■ Available records
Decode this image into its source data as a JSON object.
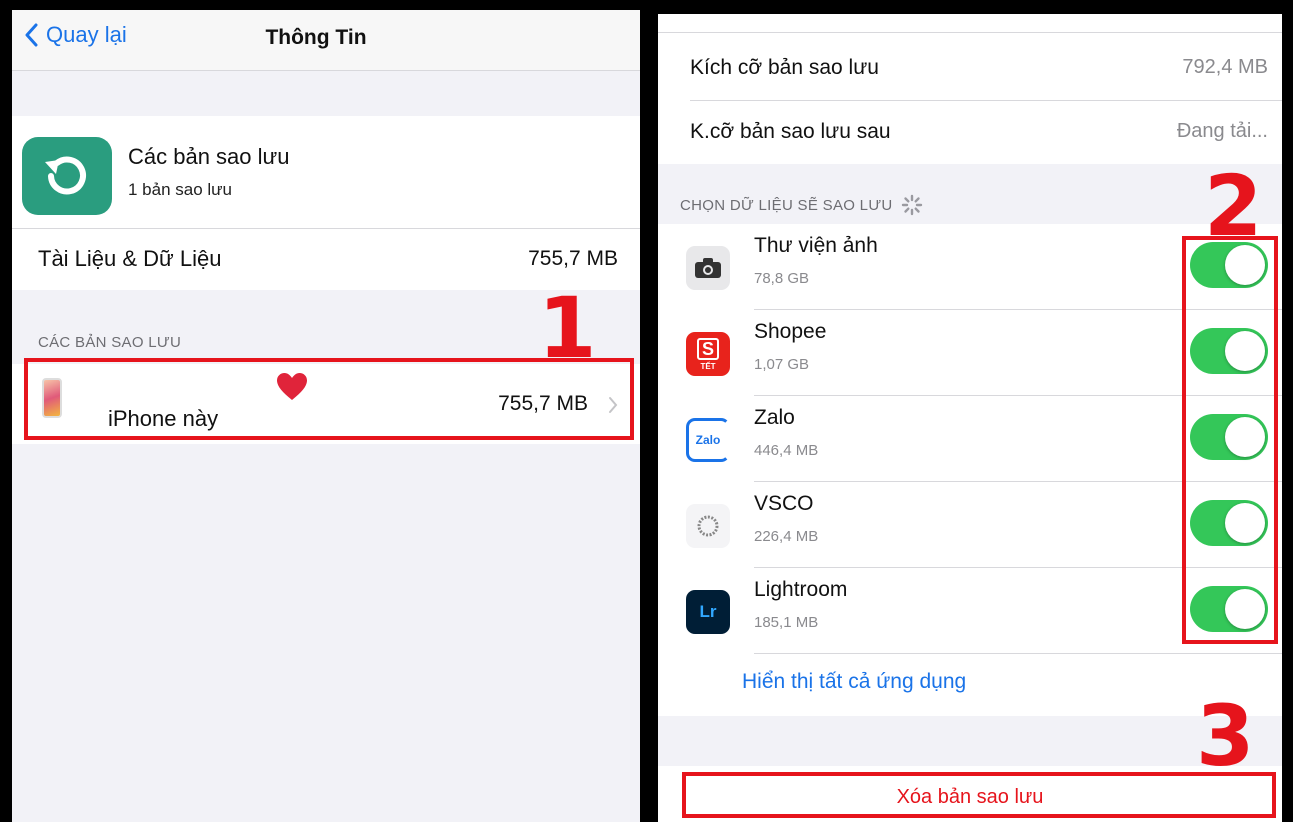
{
  "left": {
    "nav": {
      "back_label": "Quay lại",
      "title": "Thông Tin"
    },
    "backup_app": {
      "title": "Các bản sao lưu",
      "subtitle": "1 bản sao lưu"
    },
    "docs_data": {
      "label": "Tài Liệu & Dữ Liệu",
      "value": "755,7 MB"
    },
    "section_header": "CÁC BẢN SAO LƯU",
    "device_row": {
      "label": "iPhone này",
      "value": "755,7 MB"
    },
    "annotation_number": "1"
  },
  "right": {
    "size_rows": [
      {
        "label": "Kích cỡ bản sao lưu",
        "value": "792,4 MB"
      },
      {
        "label": "K.cỡ bản sao lưu sau",
        "value": "Đang tải..."
      }
    ],
    "section_header": "CHỌN DỮ LIỆU SẼ SAO LƯU",
    "apps": [
      {
        "name": "Thư viện ảnh",
        "size": "78,8 GB",
        "icon": "camera-icon",
        "enabled": true
      },
      {
        "name": "Shopee",
        "size": "1,07 GB",
        "icon": "shopee-icon",
        "enabled": true
      },
      {
        "name": "Zalo",
        "size": "446,4 MB",
        "icon": "zalo-icon",
        "enabled": true
      },
      {
        "name": "VSCO",
        "size": "226,4 MB",
        "icon": "vsco-icon",
        "enabled": true
      },
      {
        "name": "Lightroom",
        "size": "185,1 MB",
        "icon": "lightroom-icon",
        "enabled": true
      }
    ],
    "icon_text": {
      "shopee": "S",
      "shopee_tet": "TẾT",
      "zalo": "Zalo",
      "lightroom": "Lr"
    },
    "show_all_link": "Hiển thị tất cả ứng dụng",
    "delete_button": "Xóa bản sao lưu",
    "annotation_numbers": [
      "2",
      "3"
    ]
  },
  "colors": {
    "accent_blue": "#1a73e8",
    "toggle_green": "#34c759",
    "annotation_red": "#e6141c",
    "delete_red": "#e6141c"
  }
}
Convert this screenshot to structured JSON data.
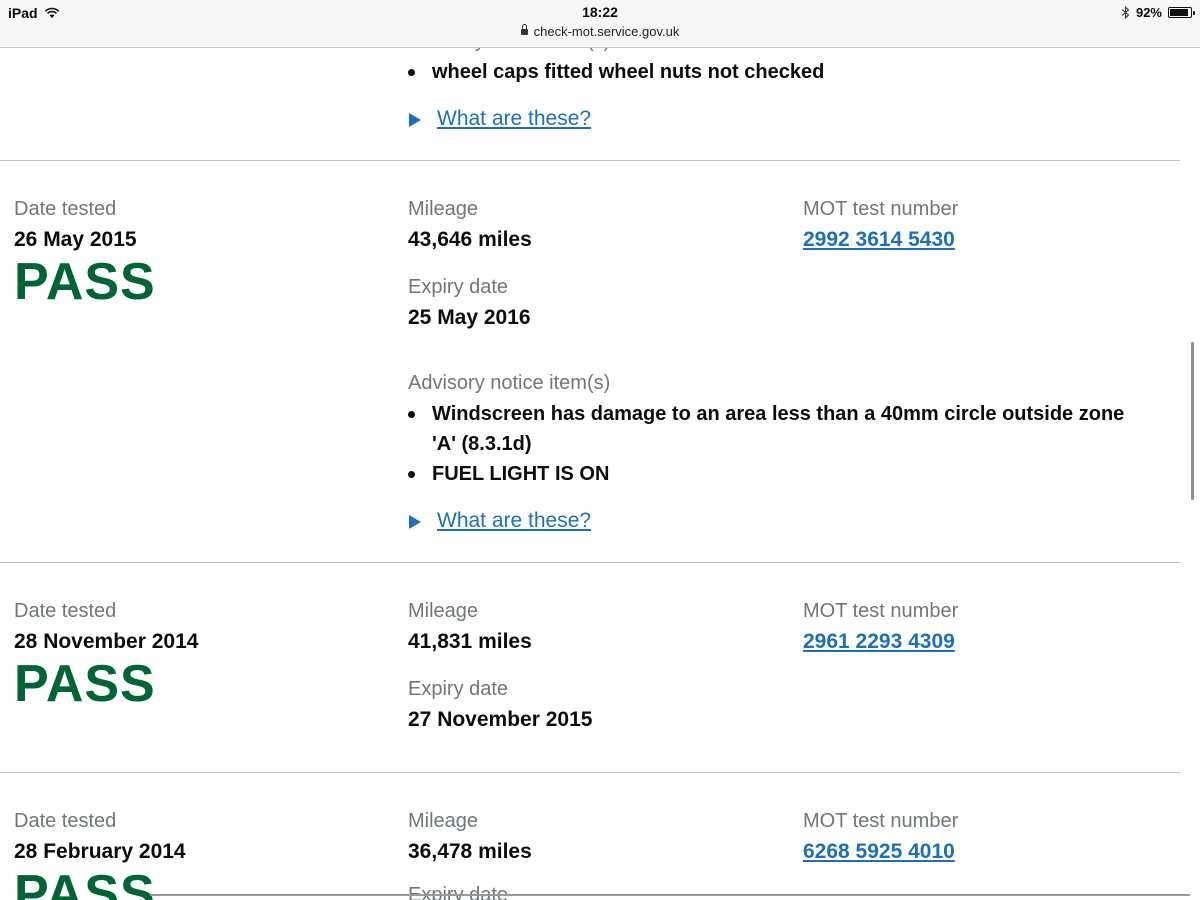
{
  "status_bar": {
    "device": "iPad",
    "time": "18:22",
    "url": "check-mot.service.gov.uk",
    "battery": "92%",
    "battery_level": 0.92
  },
  "top_section": {
    "advisory_heading": "Advisory notice item(s)",
    "advisories": [
      "wheel caps fitted wheel nuts not checked"
    ],
    "details_link": "What are these?"
  },
  "tests": [
    {
      "date_label": "Date tested",
      "date": "26 May 2015",
      "result": "PASS",
      "mileage_label": "Mileage",
      "mileage": "43,646 miles",
      "test_number_label": "MOT test number",
      "test_number": "2992 3614 5430",
      "expiry_label": "Expiry date",
      "expiry": "25 May 2016",
      "advisory_heading": "Advisory notice item(s)",
      "advisories": [
        "Windscreen has damage to an area less than a 40mm circle outside zone 'A' (8.3.1d)",
        "FUEL LIGHT IS ON"
      ],
      "details_link": "What are these?"
    },
    {
      "date_label": "Date tested",
      "date": "28 November 2014",
      "result": "PASS",
      "mileage_label": "Mileage",
      "mileage": "41,831 miles",
      "test_number_label": "MOT test number",
      "test_number": "2961 2293 4309",
      "expiry_label": "Expiry date",
      "expiry": "27 November 2015"
    },
    {
      "date_label": "Date tested",
      "date": "28 February 2014",
      "result": "PASS",
      "mileage_label": "Mileage",
      "mileage": "36,478 miles",
      "test_number_label": "MOT test number",
      "test_number": "6268 5925 4010",
      "expiry_label": "Expiry date"
    }
  ]
}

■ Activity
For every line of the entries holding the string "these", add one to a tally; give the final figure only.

■ Result below
2